Ripe for Recovery
Thank you for your cover story on NYCB principal Janie Taylor (July) and her battle with immune thrombocytopenic purpura (ITP). For people with ITP and their families, life can be an emotional roller coaster of hospitalizations, blood tests, and treatments that can make them feel worse than the disease itself. ITP has a profound impact on quality of life, especially for an elite athlete or performer like Janie. Something as small as a bump on the head or a nose bleed can quickly turn into a serious situation. As a former ITP patient, I was moved by Janie’s quote, “This day I can just cry all day. But tomorrow I have to go back. I will not let this thing defeat me.” She is an inspiration to ITP patients, and I thank you for shining a light on this little-known disease.
Executive Director, Platelet Disorder Support Association
I was excited to read “Ballerina, Interrupted,” but disappointed that it didn’t go deeper into the steps that Janie Taylor took to recover and come back full force. As a dancer who has been “interrupted” several times, I could identify with her—the tears, the hopelessness, the self pity! It would have been great if Taylor had shared more details about her injuries and what she did to triumph over them. I personally have had limited access to doctors, who tend to sum it up with “no more dancing for you.” While I’m very happy for Taylor, any advice for the rest of us?

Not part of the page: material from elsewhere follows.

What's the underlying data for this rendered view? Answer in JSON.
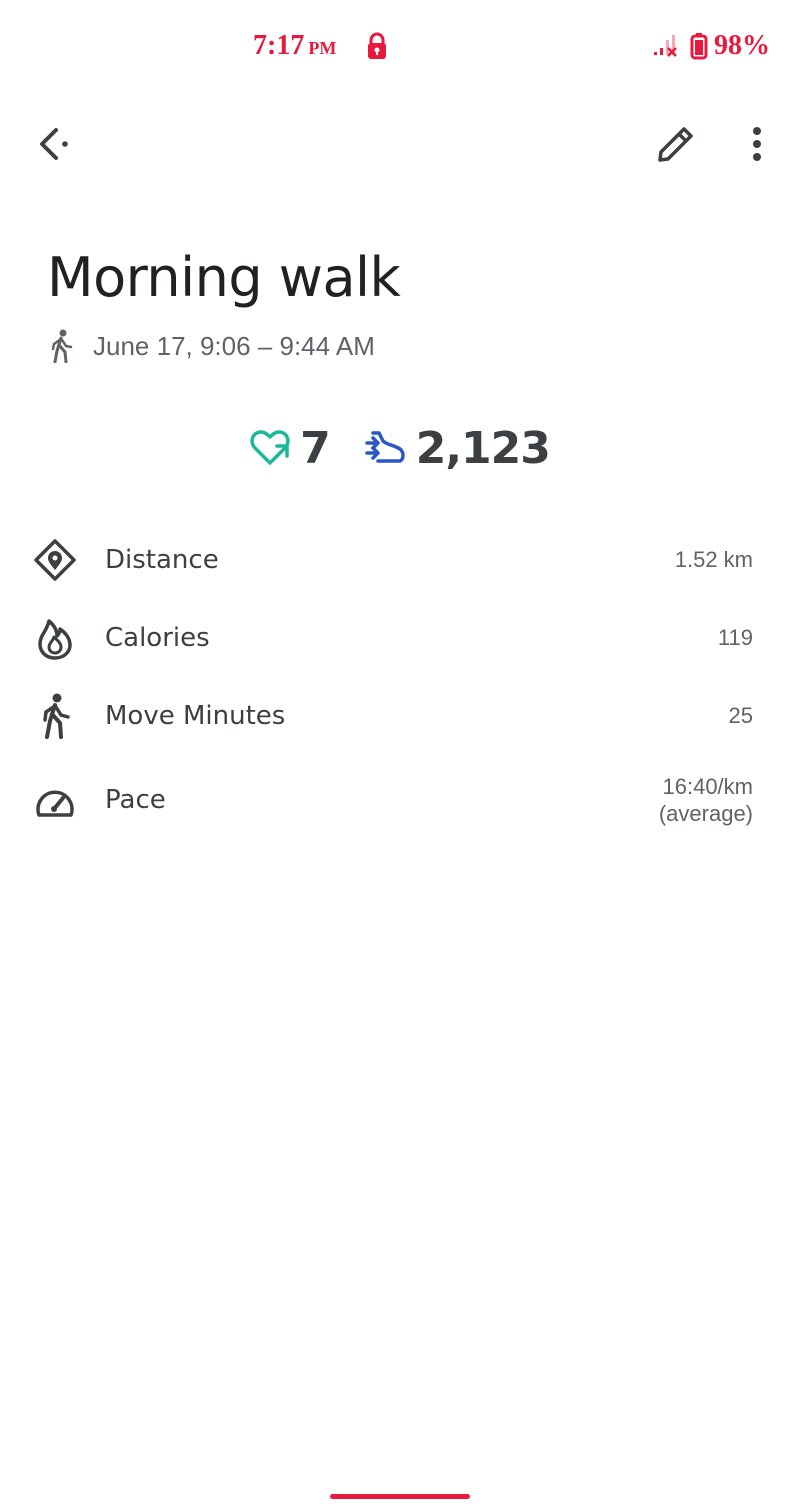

DM Responds: Bebe Neuwirth has set up The Dancers’ Resource, offering medical, psychological, and financial assistance for performers just like you. See the sidebar to our Fame cover story, “Bebe’s Cause: Hurt Dancers,” or click here to watch a video explaining the organization.
More to Dance?
I’m a theater/communications major who has always been a dancer. I have become interested in how dance companies are run. Which dance organizations have a strong development department? How are dance companies overcoming this year’s economic struggle? Are there booking agencies in which dance management jobs are possible? I’d like to know what other jobs are out there in the dance world.
Katie Marie Peters
Destrehan/New Orleans, LA
DM Responds: As dancers and editors, we hear you loud and clear! See September 2008’s “Beyond Performance” supplement to read about dancers with many related careers—and find out which schools offer dance-specific arts management programs. Visit dancemagazine.com to download a PDF. And see the newest “Beyond Performance” supplement in this issue.
Shorty Is a 10
In June, Wendy Perron blogged about two terrific, but petite, dancers taking class at NYIBC. She asked readers to send in their thoughts about the prospects for shorter ballet dancers, keeping in mind the many greats of the past who might have not gone on to success had they been held to today’s standards. See her original post at dancemagazine.com/blogs/wendy.
Artistic directors used to choose dancers based on talent and ability. Now, if you’re under 5’5″, you aren’t looked at. If an earlier generation of artistic directors had made this limitation, we would never have seen wonderful dancers like Suki Schorer and Susan Pilarre onstage.
As ballet master with the Royal Swedish Ballet, I am part of the team that chooses our dancers. Unfortunately, the trend of excluding shorter dancers is true. Large classical companies seldom take these young dancers at a higher level than the corps. So, while there are exceptions to the rule, we try to hire dancers who are lagom (“somewhere in the middle” in Swedish). It’s sad but true.
A dancer should be judged by her performance, her technique, and her lines—great lines don’t have to mean tall. I hope these standards change because too many female dancers have trained for too long only to be told they are not tall enough.
Correction: The photo accompanying the National Choreographer’s Initiative in July “Vital Signs” was mislabeled. The piece is Shortened Suite by Edmund Stripe.